A faithful copy is required. Print each line of the data exactly and omit the pictures.

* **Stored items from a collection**
============
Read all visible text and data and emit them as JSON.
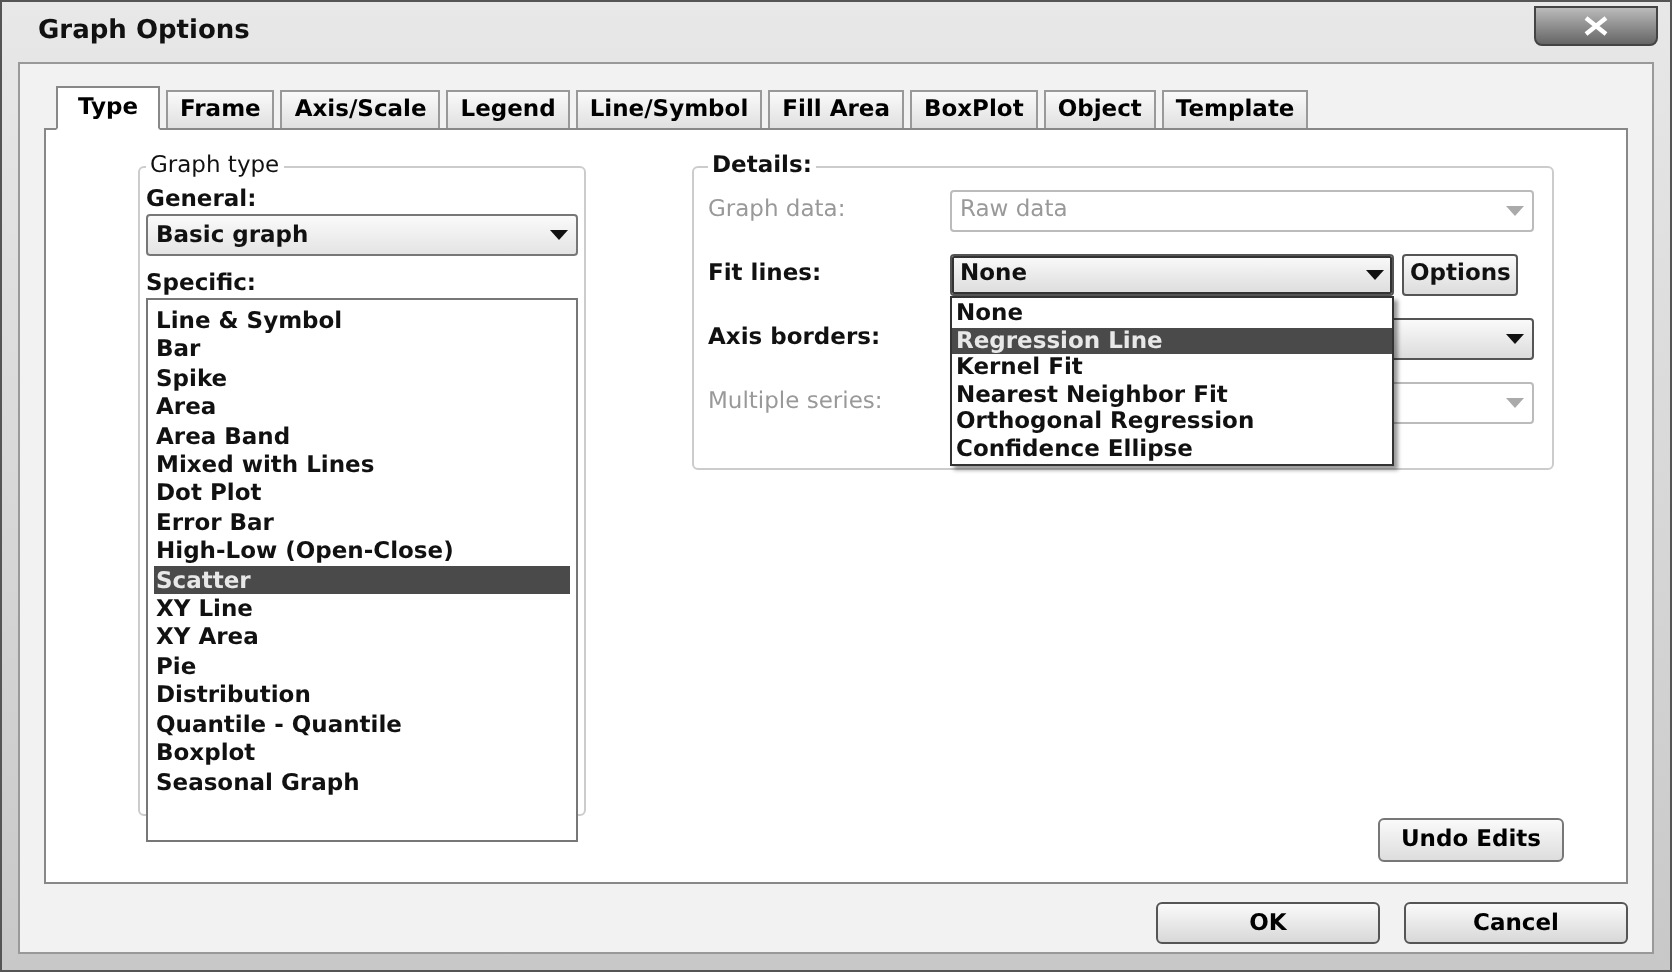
{
  "window": {
    "title": "Graph Options"
  },
  "tabs": [
    {
      "label": "Type",
      "selected": true
    },
    {
      "label": "Frame",
      "selected": false
    },
    {
      "label": "Axis/Scale",
      "selected": false
    },
    {
      "label": "Legend",
      "selected": false
    },
    {
      "label": "Line/Symbol",
      "selected": false
    },
    {
      "label": "Fill Area",
      "selected": false
    },
    {
      "label": "BoxPlot",
      "selected": false
    },
    {
      "label": "Object",
      "selected": false
    },
    {
      "label": "Template",
      "selected": false
    }
  ],
  "graph_type": {
    "title": "Graph type",
    "general_label": "General:",
    "general_value": "Basic graph",
    "specific_label": "Specific:",
    "specific_items": [
      {
        "label": "Line & Symbol",
        "selected": false
      },
      {
        "label": "Bar",
        "selected": false
      },
      {
        "label": "Spike",
        "selected": false
      },
      {
        "label": "Area",
        "selected": false
      },
      {
        "label": "Area Band",
        "selected": false
      },
      {
        "label": "Mixed with Lines",
        "selected": false
      },
      {
        "label": "Dot Plot",
        "selected": false
      },
      {
        "label": "Error Bar",
        "selected": false
      },
      {
        "label": "High-Low (Open-Close)",
        "selected": false
      },
      {
        "label": "Scatter",
        "selected": true
      },
      {
        "label": "XY Line",
        "selected": false
      },
      {
        "label": "XY Area",
        "selected": false
      },
      {
        "label": "Pie",
        "selected": false
      },
      {
        "label": "Distribution",
        "selected": false
      },
      {
        "label": "Quantile - Quantile",
        "selected": false
      },
      {
        "label": "Boxplot",
        "selected": false
      },
      {
        "label": "Seasonal Graph",
        "selected": false
      }
    ]
  },
  "details": {
    "title": "Details:",
    "rows": [
      {
        "label": "Graph data:",
        "value": "Raw data",
        "disabled": true
      },
      {
        "label": "Fit lines:",
        "value": "None",
        "disabled": false,
        "button": "Options",
        "open": true
      },
      {
        "label": "Axis borders:",
        "disabled": false
      },
      {
        "label": "Multiple series:",
        "disabled": true
      }
    ],
    "fit_lines_options": [
      {
        "label": "None",
        "selected": false
      },
      {
        "label": "Regression Line",
        "selected": true
      },
      {
        "label": "Kernel Fit",
        "selected": false
      },
      {
        "label": "Nearest Neighbor Fit",
        "selected": false
      },
      {
        "label": "Orthogonal Regression",
        "selected": false
      },
      {
        "label": "Confidence Ellipse",
        "selected": false
      }
    ]
  },
  "undo_button": "Undo Edits",
  "buttons": [
    "OK",
    "Cancel"
  ]
}
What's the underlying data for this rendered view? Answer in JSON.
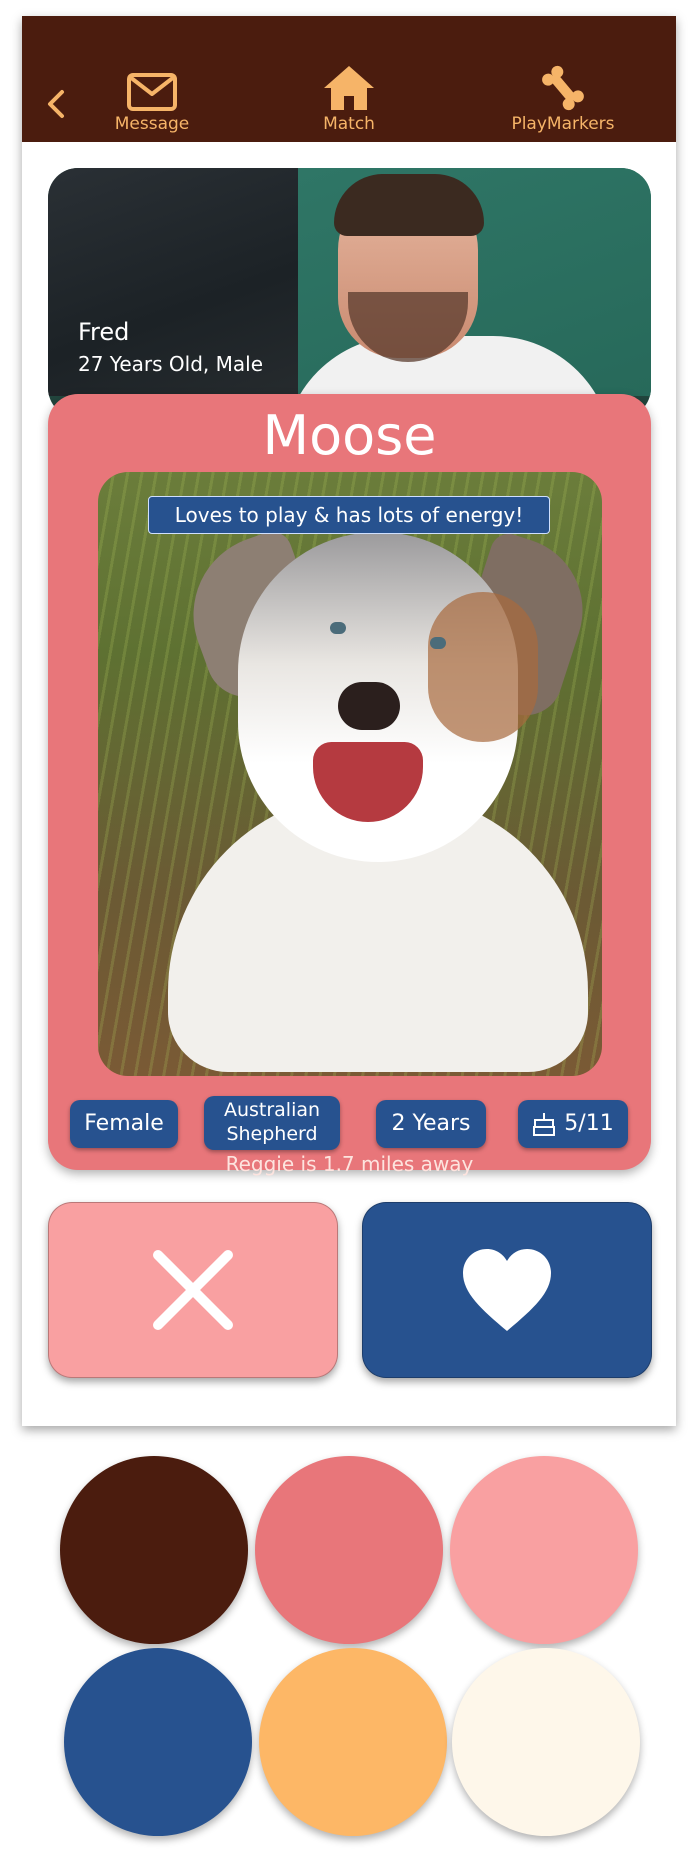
{
  "header": {
    "nav": [
      {
        "label": "Message",
        "icon": "envelope-icon"
      },
      {
        "label": "Match",
        "icon": "house-icon"
      },
      {
        "label": "PlayMarkers",
        "icon": "bone-icon"
      }
    ],
    "accent_color": "#f6b468",
    "background_color": "#4b1c0e"
  },
  "owner": {
    "name": "Fred",
    "info": "27 Years Old, Male"
  },
  "dog": {
    "name": "Moose",
    "bio": "Loves to play & has lots of energy!",
    "tags": {
      "sex": "Female",
      "breed": "Australian Shepherd",
      "breed_line1": "Australian",
      "breed_line2": "Shepherd",
      "age": "2 Years",
      "birthday": "5/11"
    },
    "distance": "Reggie is 1.7 miles away"
  },
  "actions": {
    "pass_icon": "x-icon",
    "like_icon": "heart-icon"
  },
  "palette": [
    "#4b1c0e",
    "#e8767a",
    "#f9a0a1",
    "#27528f",
    "#fdb766",
    "#fef7ea"
  ]
}
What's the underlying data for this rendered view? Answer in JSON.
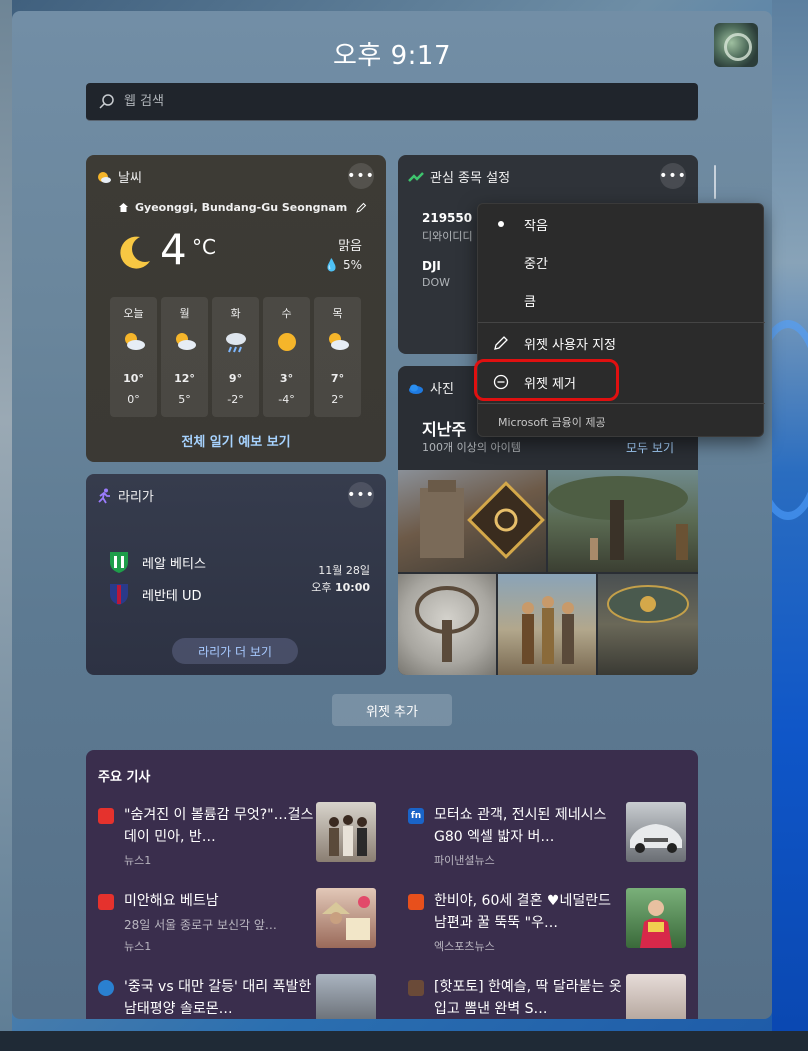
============
* **The completed task**
Read all visible text and data and emit them as JSON.
{
  "window": {
    "title": "Graph Options"
  },
  "tabs": [
    {
      "label": "Type",
      "selected": true
    },
    {
      "label": "Frame",
      "selected": false
    },
    {
      "label": "Axis/Scale",
      "selected": false
    },
    {
      "label": "Legend",
      "selected": false
    },
    {
      "label": "Line/Symbol",
      "selected": false
    },
    {
      "label": "Fill Area",
      "selected": false
    },
    {
      "label": "BoxPlot",
      "selected": false
    },
    {
      "label": "Object",
      "selected": false
    },
    {
      "label": "Template",
      "selected": false
    }
  ],
  "graph_type": {
    "title": "Graph type",
    "general_label": "General:",
    "general_value": "Basic graph",
    "specific_label": "Specific:",
    "specific_items": [
      {
        "label": "Line & Symbol",
        "selected": false
      },
      {
        "label": "Bar",
        "selected": false
      },
      {
        "label": "Spike",
        "selected": false
      },
      {
        "label": "Area",
        "selected": false
      },
      {
        "label": "Area Band",
        "selected": false
      },
      {
        "label": "Mixed with Lines",
        "selected": false
      },
      {
        "label": "Dot Plot",
        "selected": false
      },
      {
        "label": "Error Bar",
        "selected": false
      },
      {
        "label": "High-Low (Open-Close)",
        "selected": false
      },
      {
        "label": "Scatter",
        "selected": true
      },
      {
        "label": "XY Line",
        "selected": false
      },
      {
        "label": "XY Area",
        "selected": false
      },
      {
        "label": "Pie",
        "selected": false
      },
      {
        "label": "Distribution",
        "selected": false
      },
      {
        "label": "Quantile - Quantile",
        "selected": false
      },
      {
        "label": "Boxplot",
        "selected": false
      },
      {
        "label": "Seasonal Graph",
        "selected": false
      }
    ]
  },
  "details": {
    "title": "Details:",
    "rows": [
      {
        "label": "Graph data:",
        "value": "Raw data",
        "disabled": true
      },
      {
        "label": "Fit lines:",
        "value": "None",
        "disabled": false,
        "button": "Options",
        "open": true
      },
      {
        "label": "Axis borders:",
        "disabled": false
      },
      {
        "label": "Multiple series:",
        "disabled": true
      }
    ],
    "fit_lines_options": [
      {
        "label": "None",
        "selected": false
      },
      {
        "label": "Regression Line",
        "selected": true
      },
      {
        "label": "Kernel Fit",
        "selected": false
      },
      {
        "label": "Nearest Neighbor Fit",
        "selected": false
      },
      {
        "label": "Orthogonal Regression",
        "selected": false
      },
      {
        "label": "Confidence Ellipse",
        "selected": false
      }
    ]
  },
  "undo_button": "Undo Edits",
  "buttons": [
    "OK",
    "Cancel"
  ]
}
What's the underlying data for this rendered view? Answer in JSON.
{
  "header": {
    "nav": [
      {
        "label": "Message",
        "icon": "envelope-icon"
      },
      {
        "label": "Match",
        "icon": "house-icon"
      },
      {
        "label": "PlayMarkers",
        "icon": "bone-icon"
      }
    ],
    "accent_color": "#f6b468",
    "background_color": "#4b1c0e"
  },
  "owner": {
    "name": "Fred",
    "info": "27 Years Old, Male"
  },
  "dog": {
    "name": "Moose",
    "bio": "Loves to play & has lots of energy!",
    "tags": {
      "sex": "Female",
      "breed": "Australian Shepherd",
      "breed_line1": "Australian",
      "breed_line2": "Shepherd",
      "age": "2 Years",
      "birthday": "5/11"
    },
    "distance": "Reggie is 1.7 miles away"
  },
  "actions": {
    "pass_icon": "x-icon",
    "like_icon": "heart-icon"
  },
  "palette": [
    "#4b1c0e",
    "#e8767a",
    "#f9a0a1",
    "#27528f",
    "#fdb766",
    "#fef7ea"
  ]
}
What's the underlying data for this rendered view? Answer in JSON.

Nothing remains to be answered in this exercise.